A warrant for arrest was issued for singer R. Kelly from the Cook County Criminal Court. That was a “no bond” warrant. A “no bond” warrant does not mean no bond will be set once the subject of the warrant is taken into custody – the person sought for arrest is afforded a timely bail bond hearing before a Judge of the Circuit Court of Cook County. This is exactly what happened to R. Kelly.
The singer, accused of multiple accounts of aggravated Illinois felony criminal sexual abuse charges, appeared in front of Judge John Fitzgerald Lyke, Jr, represented by his attorney. After hearing a summary of the allegations against R. Kelly, a summary of any criminal history and any factors his attorney called to the Judge’s attention, the Judge set a $1,000,000 bond. Conditions include a prohibition of any contact (lawful or otherwise) with minors, and that R. Kelly surrender his passport.
The Purpose of Bail Bond
In short, the purpose of bond in an Illinois criminal case is to secure the appearance of the defendant as ordered by the Court to answer charges, and to secure the compliance of the defendant in order to protect members of the public, including the alleged victims. A judge can consider several factors, among which are the citizenship and place of residence of the defendant, family and other ties to the local community, the existence of any criminal background, any military service or community service activity, employment status, and finally the financial ability of the Defendant to post a bond. In this case, the Court considered the typical ages of the alleged victims, and included the condition that Kelly have no contact with minors.

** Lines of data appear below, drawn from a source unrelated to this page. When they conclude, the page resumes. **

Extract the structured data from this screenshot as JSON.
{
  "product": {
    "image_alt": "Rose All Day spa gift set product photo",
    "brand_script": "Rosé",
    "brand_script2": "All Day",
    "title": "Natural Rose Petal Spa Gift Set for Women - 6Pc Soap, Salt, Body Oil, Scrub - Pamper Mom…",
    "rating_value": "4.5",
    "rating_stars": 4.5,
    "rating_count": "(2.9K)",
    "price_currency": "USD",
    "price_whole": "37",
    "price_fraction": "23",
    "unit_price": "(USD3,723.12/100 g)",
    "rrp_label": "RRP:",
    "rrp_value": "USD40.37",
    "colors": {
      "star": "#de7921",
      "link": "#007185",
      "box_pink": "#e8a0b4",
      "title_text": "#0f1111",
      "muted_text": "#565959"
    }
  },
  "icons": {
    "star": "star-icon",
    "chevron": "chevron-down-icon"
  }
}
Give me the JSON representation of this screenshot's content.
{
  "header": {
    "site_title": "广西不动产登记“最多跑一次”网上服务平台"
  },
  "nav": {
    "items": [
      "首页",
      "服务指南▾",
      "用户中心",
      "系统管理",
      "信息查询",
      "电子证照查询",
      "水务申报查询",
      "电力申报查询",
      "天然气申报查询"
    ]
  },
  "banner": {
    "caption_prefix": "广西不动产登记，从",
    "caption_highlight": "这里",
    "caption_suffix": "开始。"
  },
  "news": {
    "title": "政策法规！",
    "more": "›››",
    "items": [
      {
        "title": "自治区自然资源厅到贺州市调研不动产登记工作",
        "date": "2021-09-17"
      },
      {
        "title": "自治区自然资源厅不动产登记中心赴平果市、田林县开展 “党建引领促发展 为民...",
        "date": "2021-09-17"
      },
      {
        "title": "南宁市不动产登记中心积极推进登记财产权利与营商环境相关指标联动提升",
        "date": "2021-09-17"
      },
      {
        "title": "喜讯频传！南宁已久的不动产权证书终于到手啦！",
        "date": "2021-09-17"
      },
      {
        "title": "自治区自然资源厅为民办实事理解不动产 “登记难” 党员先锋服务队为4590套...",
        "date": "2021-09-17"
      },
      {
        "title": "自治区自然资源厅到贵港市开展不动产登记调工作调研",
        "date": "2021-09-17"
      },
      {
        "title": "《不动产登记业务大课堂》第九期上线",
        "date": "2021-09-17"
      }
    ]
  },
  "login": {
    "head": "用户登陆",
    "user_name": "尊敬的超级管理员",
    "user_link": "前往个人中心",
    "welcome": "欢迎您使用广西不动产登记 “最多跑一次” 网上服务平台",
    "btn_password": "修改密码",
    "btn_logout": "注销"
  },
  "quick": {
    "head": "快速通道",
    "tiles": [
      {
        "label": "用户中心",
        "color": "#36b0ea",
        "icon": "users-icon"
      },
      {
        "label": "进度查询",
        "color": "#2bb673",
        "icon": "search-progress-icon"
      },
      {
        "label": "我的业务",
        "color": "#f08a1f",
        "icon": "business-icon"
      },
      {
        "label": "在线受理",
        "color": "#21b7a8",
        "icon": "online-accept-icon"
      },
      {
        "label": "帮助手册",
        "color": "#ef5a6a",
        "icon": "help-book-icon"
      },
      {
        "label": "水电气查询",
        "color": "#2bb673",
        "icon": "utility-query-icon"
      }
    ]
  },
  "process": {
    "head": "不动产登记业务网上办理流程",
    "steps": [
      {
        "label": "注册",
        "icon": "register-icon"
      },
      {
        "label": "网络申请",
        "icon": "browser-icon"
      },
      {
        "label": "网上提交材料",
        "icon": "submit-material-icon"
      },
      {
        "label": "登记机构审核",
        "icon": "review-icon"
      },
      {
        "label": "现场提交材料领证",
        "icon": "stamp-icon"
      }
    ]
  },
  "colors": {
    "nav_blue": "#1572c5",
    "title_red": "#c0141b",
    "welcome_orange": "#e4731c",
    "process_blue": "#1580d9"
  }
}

Additionally, the Court noted that Kelly has considerable financial resources and travels extensively, and ordered that after posting bond, Kelly surrender his passport to the possession of the Cook County Criminal Court Clerk.
Does Kelly Have to Post a Million Dollars?
In Chicago criminal courts, indeed throughout Illinois, bail bonds can typically be either a recognizance bond requiring no deposit (an “I-bond” in Cook county) or when requiring a cash amount, most are what Cook County refers to as “D” bonds. A deposit of 10% is required, so in R. Kelly’s case, he will be required to post $100,000. Unlike many other states, Illinois does not have bail bondsmen, and the $100,000, and unlike those states, the $100,000 is not forfeit unless the defendant willfully violates the terms of his bond. Almost all of the bond is available for payment of court costs, fines and possibly attorneys fees after the case is concluded. Any unused bond is returned either to the person who posts the bond. An attorney or law firm cannot use their own funds to post the bond for a Defendant, as this might give the appearance of impropriety – it is unethical for an attorney to have a personal financial stake in the outcome of a criminal case in which he represents the Defendant. But a friend, family member or the Defendant himself can certainly post the funds for an Illinois criminal bail bond.
If you or a loved one faces Criminal charges in Illinois Criminal Courts, including courts in Cook, Lake or DuPage county, contact our office for assistance.